▶
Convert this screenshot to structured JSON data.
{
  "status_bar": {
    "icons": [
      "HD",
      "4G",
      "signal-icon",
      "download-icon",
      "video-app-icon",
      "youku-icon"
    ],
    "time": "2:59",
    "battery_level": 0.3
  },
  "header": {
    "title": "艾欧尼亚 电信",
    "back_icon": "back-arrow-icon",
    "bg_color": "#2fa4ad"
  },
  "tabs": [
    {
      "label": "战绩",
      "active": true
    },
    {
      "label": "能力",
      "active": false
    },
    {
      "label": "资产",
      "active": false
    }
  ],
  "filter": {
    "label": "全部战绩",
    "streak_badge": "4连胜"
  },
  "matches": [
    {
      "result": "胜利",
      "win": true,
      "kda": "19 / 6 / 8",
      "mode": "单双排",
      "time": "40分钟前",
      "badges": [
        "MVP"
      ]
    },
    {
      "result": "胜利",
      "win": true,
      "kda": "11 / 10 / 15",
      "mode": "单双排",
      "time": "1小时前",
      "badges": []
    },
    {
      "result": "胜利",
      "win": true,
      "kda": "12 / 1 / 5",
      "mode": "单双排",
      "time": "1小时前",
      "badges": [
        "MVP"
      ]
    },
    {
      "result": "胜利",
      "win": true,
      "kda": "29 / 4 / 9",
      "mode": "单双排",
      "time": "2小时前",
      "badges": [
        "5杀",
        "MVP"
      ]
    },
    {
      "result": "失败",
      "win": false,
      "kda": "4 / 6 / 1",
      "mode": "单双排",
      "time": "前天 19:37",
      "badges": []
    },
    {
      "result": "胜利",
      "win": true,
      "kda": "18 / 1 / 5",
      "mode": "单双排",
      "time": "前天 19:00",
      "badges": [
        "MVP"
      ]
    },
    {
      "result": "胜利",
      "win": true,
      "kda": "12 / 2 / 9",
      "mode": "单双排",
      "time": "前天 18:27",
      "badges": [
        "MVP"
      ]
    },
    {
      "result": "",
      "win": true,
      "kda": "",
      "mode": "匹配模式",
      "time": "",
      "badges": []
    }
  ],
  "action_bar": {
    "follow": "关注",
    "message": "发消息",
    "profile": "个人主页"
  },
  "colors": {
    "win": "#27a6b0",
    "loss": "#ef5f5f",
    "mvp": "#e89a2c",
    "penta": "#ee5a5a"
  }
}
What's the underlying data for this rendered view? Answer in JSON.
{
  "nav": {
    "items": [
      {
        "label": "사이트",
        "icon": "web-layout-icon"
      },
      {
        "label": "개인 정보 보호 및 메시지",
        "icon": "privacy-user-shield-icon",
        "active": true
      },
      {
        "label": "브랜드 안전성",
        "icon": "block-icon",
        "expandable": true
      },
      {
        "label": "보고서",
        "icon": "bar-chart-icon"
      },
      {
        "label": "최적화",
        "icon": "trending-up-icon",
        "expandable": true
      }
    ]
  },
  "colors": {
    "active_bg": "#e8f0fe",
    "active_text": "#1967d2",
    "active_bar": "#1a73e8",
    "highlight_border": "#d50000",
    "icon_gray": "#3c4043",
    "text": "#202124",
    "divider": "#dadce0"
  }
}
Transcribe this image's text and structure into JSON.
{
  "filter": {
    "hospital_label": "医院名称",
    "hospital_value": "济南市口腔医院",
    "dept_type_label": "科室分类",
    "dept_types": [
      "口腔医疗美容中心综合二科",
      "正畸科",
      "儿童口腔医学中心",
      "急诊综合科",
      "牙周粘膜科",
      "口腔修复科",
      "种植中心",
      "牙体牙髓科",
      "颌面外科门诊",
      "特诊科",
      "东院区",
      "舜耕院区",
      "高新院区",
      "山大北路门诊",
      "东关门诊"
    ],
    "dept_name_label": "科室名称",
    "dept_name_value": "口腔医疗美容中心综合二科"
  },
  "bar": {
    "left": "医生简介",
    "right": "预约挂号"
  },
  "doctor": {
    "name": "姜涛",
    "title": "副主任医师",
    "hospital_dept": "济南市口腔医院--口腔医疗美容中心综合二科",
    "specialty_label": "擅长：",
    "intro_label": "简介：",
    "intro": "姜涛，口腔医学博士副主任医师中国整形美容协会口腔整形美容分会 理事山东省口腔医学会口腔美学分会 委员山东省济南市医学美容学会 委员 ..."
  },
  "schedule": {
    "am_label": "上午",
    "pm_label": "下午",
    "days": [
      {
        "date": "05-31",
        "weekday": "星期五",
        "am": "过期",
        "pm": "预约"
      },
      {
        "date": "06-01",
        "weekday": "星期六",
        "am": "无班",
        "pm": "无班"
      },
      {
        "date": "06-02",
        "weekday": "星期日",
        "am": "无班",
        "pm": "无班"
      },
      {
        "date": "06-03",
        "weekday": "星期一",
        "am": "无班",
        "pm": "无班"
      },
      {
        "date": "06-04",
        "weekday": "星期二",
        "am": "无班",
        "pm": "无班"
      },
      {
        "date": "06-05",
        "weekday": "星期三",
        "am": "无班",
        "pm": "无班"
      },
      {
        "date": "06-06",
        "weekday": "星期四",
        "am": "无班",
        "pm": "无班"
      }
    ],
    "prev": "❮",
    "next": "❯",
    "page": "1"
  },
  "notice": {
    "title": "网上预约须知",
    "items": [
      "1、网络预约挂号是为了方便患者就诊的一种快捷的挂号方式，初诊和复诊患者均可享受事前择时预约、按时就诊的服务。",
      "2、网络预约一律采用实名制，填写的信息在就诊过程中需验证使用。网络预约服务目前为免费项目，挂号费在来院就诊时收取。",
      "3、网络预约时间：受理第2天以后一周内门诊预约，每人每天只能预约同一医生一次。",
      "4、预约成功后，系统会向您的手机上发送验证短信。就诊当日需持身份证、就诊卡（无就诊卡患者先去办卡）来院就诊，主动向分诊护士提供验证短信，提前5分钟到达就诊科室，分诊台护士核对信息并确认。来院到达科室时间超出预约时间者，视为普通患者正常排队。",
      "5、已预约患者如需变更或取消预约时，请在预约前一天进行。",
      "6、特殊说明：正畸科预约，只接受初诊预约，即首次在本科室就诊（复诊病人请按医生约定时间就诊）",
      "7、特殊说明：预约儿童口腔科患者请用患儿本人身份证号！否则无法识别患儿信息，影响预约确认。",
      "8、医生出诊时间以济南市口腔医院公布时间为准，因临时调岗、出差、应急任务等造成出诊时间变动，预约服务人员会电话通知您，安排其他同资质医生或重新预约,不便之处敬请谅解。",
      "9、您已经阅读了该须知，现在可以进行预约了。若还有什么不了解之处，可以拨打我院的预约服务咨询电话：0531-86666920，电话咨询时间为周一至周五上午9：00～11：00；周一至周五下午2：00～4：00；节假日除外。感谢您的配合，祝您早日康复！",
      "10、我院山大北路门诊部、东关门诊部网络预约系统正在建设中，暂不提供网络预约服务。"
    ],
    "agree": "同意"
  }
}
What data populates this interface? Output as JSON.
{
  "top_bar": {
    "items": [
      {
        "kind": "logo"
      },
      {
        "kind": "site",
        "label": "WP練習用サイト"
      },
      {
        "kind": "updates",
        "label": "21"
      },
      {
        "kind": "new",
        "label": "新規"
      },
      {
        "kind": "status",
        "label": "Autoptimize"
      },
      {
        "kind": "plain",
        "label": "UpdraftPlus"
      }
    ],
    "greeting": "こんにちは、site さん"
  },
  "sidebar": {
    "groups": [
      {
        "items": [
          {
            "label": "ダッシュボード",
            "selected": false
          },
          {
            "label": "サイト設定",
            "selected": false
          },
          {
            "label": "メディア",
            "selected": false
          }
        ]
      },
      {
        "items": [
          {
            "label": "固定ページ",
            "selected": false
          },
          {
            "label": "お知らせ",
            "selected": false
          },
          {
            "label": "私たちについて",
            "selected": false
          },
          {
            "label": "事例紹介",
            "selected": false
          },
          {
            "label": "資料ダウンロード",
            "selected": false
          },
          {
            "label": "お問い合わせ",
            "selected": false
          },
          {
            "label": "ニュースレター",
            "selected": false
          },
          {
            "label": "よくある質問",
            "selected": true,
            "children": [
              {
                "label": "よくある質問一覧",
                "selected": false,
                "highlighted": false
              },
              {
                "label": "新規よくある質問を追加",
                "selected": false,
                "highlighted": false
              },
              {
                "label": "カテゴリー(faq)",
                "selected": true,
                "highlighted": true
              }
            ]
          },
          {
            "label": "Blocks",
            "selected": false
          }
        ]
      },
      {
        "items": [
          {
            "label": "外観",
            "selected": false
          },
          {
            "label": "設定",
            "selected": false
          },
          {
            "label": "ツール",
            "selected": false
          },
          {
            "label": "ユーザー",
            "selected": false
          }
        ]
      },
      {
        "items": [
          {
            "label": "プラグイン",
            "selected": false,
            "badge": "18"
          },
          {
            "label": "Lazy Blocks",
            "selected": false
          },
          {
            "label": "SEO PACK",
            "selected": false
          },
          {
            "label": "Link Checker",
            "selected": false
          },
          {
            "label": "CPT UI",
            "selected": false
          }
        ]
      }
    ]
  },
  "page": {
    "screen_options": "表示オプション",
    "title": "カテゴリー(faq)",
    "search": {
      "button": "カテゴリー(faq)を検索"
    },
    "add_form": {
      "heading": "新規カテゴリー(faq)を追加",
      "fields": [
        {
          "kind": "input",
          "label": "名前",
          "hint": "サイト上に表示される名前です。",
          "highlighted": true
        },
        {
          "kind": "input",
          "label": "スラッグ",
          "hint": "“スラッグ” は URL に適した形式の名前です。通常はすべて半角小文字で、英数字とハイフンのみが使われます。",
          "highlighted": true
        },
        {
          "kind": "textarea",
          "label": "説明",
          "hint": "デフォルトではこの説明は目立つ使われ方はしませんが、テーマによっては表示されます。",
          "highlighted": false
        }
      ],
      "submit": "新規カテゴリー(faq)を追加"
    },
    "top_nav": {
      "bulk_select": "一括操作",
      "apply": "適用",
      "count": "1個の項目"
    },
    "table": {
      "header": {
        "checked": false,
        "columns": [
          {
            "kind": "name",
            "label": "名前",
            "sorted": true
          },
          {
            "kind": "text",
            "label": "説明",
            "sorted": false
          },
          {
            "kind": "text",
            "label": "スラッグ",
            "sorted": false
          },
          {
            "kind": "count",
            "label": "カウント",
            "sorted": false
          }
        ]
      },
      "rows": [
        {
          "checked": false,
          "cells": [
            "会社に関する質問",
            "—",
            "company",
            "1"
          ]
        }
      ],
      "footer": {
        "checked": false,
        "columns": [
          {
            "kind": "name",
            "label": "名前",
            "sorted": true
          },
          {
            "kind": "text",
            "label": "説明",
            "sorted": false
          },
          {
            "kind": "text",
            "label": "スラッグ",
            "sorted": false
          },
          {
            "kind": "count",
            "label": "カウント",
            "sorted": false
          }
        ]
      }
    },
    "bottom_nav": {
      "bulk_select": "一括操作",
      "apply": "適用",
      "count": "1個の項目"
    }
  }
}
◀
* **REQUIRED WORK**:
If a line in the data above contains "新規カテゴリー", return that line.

* **FINISHED TASK**:
      "heading": "新規カテゴリー(faq)を追加",
      "submit": "新規カテゴリー(faq)を追加"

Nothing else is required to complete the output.